▶ [What you are asked to do]
Can you find the lines of the listing that include "name" and copy every one?

##### Excerpted records #####

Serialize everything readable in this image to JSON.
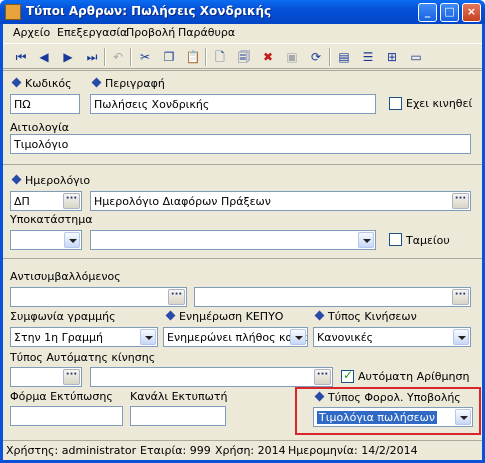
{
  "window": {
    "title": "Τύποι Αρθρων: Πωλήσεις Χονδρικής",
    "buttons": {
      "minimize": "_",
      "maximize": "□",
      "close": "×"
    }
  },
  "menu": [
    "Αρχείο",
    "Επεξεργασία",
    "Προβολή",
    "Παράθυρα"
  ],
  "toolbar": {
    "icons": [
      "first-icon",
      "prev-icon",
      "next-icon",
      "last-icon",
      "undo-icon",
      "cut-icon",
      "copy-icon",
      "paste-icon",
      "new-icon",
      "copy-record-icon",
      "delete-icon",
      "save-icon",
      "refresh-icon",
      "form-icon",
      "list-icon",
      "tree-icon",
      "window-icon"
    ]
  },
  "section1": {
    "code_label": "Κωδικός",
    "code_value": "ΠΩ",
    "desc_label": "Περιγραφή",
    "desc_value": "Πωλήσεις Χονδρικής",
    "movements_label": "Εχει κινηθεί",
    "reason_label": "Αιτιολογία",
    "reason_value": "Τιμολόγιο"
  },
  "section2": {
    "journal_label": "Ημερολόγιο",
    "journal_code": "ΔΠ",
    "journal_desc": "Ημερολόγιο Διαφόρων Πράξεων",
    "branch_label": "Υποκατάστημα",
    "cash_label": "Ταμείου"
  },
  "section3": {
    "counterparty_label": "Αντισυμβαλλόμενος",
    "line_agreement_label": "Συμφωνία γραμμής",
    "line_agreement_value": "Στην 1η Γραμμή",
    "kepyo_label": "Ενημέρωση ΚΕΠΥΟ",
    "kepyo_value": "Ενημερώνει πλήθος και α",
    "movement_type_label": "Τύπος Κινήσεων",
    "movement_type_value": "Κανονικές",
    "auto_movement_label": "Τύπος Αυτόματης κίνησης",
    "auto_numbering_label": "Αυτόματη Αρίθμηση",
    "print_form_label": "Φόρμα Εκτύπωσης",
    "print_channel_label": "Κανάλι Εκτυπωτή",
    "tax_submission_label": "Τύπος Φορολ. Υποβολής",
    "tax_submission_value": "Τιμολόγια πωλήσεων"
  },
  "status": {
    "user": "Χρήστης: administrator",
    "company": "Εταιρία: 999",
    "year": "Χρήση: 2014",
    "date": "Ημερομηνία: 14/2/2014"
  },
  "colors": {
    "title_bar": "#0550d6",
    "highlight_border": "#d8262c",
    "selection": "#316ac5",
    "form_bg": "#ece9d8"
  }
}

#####
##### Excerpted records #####

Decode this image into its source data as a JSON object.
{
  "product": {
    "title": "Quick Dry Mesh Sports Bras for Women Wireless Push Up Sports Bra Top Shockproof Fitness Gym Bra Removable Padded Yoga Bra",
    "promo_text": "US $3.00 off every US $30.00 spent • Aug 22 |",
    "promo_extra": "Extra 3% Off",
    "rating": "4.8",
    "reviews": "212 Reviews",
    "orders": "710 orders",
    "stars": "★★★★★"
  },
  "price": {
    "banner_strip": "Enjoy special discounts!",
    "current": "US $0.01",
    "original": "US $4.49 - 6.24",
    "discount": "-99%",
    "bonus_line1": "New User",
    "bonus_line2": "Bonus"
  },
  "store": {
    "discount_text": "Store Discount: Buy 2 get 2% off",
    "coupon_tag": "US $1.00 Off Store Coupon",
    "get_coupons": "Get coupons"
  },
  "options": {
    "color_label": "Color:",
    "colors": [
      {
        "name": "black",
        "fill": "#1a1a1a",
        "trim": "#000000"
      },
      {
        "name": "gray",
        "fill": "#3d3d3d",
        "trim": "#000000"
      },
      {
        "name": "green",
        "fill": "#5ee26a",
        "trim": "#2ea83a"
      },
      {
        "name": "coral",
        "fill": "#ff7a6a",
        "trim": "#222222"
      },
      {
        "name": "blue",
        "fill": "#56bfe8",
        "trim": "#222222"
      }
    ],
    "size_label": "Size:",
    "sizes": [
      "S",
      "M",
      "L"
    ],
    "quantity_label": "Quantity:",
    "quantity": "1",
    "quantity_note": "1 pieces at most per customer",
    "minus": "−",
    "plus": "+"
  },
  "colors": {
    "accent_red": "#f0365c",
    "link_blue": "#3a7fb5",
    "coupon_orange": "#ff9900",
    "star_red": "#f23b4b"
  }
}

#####
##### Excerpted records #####

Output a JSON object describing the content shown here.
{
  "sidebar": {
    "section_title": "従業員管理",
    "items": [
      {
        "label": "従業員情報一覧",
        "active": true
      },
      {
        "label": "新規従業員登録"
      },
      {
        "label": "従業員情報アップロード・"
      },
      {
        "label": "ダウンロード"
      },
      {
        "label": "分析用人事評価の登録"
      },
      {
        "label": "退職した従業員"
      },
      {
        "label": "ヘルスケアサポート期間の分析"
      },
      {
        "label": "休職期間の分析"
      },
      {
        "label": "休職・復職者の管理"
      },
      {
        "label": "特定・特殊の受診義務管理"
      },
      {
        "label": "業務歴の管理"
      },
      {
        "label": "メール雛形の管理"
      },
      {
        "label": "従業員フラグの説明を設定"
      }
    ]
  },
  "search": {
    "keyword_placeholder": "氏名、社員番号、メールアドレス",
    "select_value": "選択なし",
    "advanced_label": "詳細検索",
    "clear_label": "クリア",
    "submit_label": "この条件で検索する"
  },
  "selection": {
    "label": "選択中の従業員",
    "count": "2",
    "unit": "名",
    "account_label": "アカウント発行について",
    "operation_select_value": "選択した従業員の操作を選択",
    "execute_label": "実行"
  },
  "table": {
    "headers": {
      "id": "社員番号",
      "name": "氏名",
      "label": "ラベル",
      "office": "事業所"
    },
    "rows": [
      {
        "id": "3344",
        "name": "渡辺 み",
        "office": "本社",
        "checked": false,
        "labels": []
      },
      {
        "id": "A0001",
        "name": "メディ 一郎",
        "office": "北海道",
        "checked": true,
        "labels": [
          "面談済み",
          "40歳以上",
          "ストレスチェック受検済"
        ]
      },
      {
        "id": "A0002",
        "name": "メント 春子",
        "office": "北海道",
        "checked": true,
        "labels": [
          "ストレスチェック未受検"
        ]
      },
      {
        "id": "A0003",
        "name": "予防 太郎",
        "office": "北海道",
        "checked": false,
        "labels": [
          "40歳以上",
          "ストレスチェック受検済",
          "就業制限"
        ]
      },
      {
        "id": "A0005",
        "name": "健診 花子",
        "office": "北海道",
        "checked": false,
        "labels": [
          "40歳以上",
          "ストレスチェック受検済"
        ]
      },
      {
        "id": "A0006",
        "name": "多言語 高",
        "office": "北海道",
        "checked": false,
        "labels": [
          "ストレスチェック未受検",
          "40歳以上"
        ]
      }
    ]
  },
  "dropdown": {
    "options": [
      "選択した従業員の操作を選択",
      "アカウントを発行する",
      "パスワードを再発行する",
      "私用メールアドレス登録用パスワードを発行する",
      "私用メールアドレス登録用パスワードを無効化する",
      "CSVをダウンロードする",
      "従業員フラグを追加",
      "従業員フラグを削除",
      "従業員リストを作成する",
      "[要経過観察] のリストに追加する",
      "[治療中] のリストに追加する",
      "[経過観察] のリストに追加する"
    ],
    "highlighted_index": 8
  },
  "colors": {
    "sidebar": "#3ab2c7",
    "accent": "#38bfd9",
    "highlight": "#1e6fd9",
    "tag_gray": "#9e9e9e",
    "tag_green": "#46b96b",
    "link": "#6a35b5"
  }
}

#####

▶ [Expected answer]
        "name": "black",
        "name": "gray",
        "name": "green",
        "name": "coral",
        "name": "blue",
      "name": "氏名",
        "name": "渡辺 み",
        "name": "メディ 一郎",
        "name": "メント 春子",
        "name": "予防 太郎",
        "name": "健診 花子",
        "name": "多言語 高",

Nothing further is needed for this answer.